I have reloaded for over 24 years using an RCBS 10-10 balance scale. It has served me well but a balance scale is way to slow to weigh a lot of bullets or cases. I just couldn't see spending $150 or more on a mid-range reloading scale when I already had the 10-10 scale. At this low price I thought why not try it?
I first checked it several times against the included check weight and my RCBS check weight. It varies by 0.1 - 0.2 grains from one weighing to another of the same 250 grain check weight. Not bad, as a balance scale is probably within 0.1 gr +/- just from the visual judgement.
Next, I weighed about 350 .223 Rem cases to sort them by headstamp and weight range. Now I am impressed. The scale registered within about one second and I was able to go through the whole batch about as quickly as I could move the cases on and off the scale. Cases of the same headstamp averaged variance of a couple of grains with a few outliers of a few grains variance. +/- 0.2 gr was insignificant for this as well as for weighing bullets.
Finally I threw my current load of 26.4 gr of powder from my powder measure, double checked it on the RCBS 10-10 balance scale and it was dead on with the Frankford scale. I removed the pan with the powder on it and replaced it to see if it would register teh same weight, and repeated this many times. Again, the Frankford scale read the same weight +/- 0.1 gr.
I am very happy with this little scale. It is perfectly suitable for weighing cases and bullets. Not sure I would trust it all by itself to weigh powder, but I plan to use it to quickly narrow the measure adjustments down and then do a final double check with the balance scale. This is going to get a lot of use!
Features I like:
- Fast weight registering (main purpose for an electronic scale!)
- Accurate and acceptably consistent for most reloading tasks
- Several units to select from: grains, grams, oz, carats
- Defaults to the last unit you were using
- Auto shut off, and quick on cycle (few seconds)
- Back light available but not needed in work lighted area
- Simple operation
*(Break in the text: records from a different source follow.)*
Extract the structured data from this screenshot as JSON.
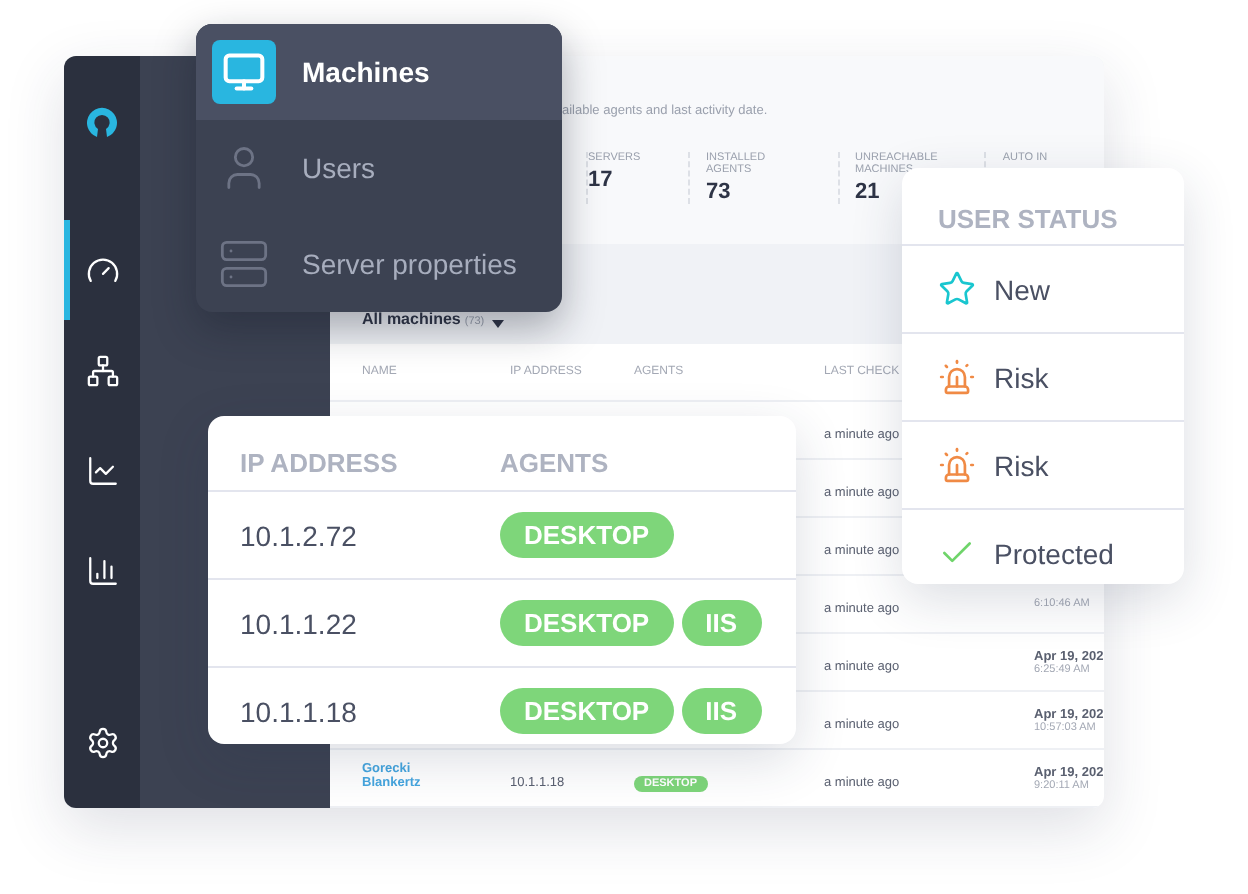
{
  "sidebar": {
    "items": [
      {
        "kind": "gauge",
        "selected": true
      },
      {
        "kind": "network",
        "selected": false
      },
      {
        "kind": "line-chart",
        "selected": false
      },
      {
        "kind": "bar-chart",
        "selected": false
      },
      {
        "kind": "settings",
        "selected": false
      }
    ]
  },
  "header": {
    "subtitle": "ailable agents and last activity date.",
    "stats": [
      {
        "label": "SERVERS",
        "value": "17"
      },
      {
        "label": "INSTALLED AGENTS",
        "value": "73"
      },
      {
        "label": "UNREACHABLE MACHINES",
        "value": "21"
      },
      {
        "label": "AUTO IN"
      }
    ]
  },
  "table": {
    "filter": "All machines",
    "count": "(73)",
    "columns": [
      "NAME",
      "IP ADDRESS",
      "AGENTS",
      "LAST CHECK"
    ],
    "rows": [
      {
        "last_check": "a minute ago"
      },
      {
        "last_check": "a minute ago"
      },
      {
        "last_check": "a minute ago"
      },
      {
        "last_check": "a minute ago",
        "time": "6:10:46 AM"
      },
      {
        "last_check": "a minute ago",
        "date": "Apr 19, 202",
        "time": "6:25:49 AM"
      },
      {
        "last_check": "a minute ago",
        "date": "Apr 19, 202",
        "time": "10:57:03 AM"
      },
      {
        "name": "Gorecki Blankertz",
        "ip": "10.1.1.18",
        "agents": [
          "DESKTOP"
        ],
        "last_check": "a minute ago",
        "date": "Apr 19, 202",
        "time": "9:20:11 AM"
      }
    ]
  },
  "menu": {
    "items": [
      {
        "kind": "monitor",
        "label": "Machines",
        "selected": true
      },
      {
        "kind": "user",
        "label": "Users",
        "selected": false
      },
      {
        "kind": "server",
        "label": "Server properties",
        "selected": false
      }
    ]
  },
  "ip_card": {
    "columns": [
      "IP ADDRESS",
      "AGENTS"
    ],
    "rows": [
      {
        "ip": "10.1.2.72",
        "agents": [
          "DESKTOP"
        ]
      },
      {
        "ip": "10.1.1.22",
        "agents": [
          "DESKTOP",
          "IIS"
        ]
      },
      {
        "ip": "10.1.1.18",
        "agents": [
          "DESKTOP",
          "IIS"
        ]
      }
    ]
  },
  "status_card": {
    "title": "USER STATUS",
    "items": [
      {
        "kind": "new",
        "label": "New"
      },
      {
        "kind": "risk",
        "label": "Risk"
      },
      {
        "kind": "risk",
        "label": "Risk"
      },
      {
        "kind": "protected",
        "label": "Protected"
      }
    ]
  }
}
- Tare feature to zero with empty pan on scale
- Snap cover to protect the scale pad
- Reasonably large display numerals so I can read it standing up at the bench
As with any electronic scale there are caveats: let it warm up as per instruction for most accurate weighing, but it is usable in most situations within a few seconds. Keep away from electric motors, fluorescent lights, and breezes. Trickling is difficult for electronic scales, so it is better to remove the pan, trickle a bit more, then put the pan back on. If this was your only scale I would re-check the final weigh in several times to ensure no transient variables occurred. That is, use it to quickly narrow down your intended powder charge, and when you think you have the measure set correctly, then re-weigh it a few times to make sure it registers the same weight.
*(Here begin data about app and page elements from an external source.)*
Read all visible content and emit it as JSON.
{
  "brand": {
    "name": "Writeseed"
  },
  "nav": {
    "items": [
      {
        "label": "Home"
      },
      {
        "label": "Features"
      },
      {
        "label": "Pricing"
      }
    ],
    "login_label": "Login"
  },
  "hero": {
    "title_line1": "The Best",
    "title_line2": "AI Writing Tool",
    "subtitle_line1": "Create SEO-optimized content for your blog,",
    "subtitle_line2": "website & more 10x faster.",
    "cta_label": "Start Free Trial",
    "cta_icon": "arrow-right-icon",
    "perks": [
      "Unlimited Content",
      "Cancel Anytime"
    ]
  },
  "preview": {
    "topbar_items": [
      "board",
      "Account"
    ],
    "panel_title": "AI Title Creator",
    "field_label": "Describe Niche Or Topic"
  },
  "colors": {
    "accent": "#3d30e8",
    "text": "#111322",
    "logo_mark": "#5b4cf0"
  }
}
If you plan to trickle charges frequently then you may want to consider the higher end scales designed for that. Otherwise this is a good scale at an exceptional price for weighing cases, bullets and adjusting powder measures.
Also, the scale displays different weights if the powder in the pan isn't perfectly level. When using a trickler the powder will build up in a slight hill, and the scale will display one amount. I'll then take the pan off and shake softly to level out the powder. The scale will display a different weight when I put the pan back on (sometimes +/- 0.2gr difference each time) even though it's the same amount of powder.
I've made ~40 rounds of .308 with this scale and I won't be making any more until I get a more reliable scale.
It's going back to Amazon. I'll spend more money and get a decent one.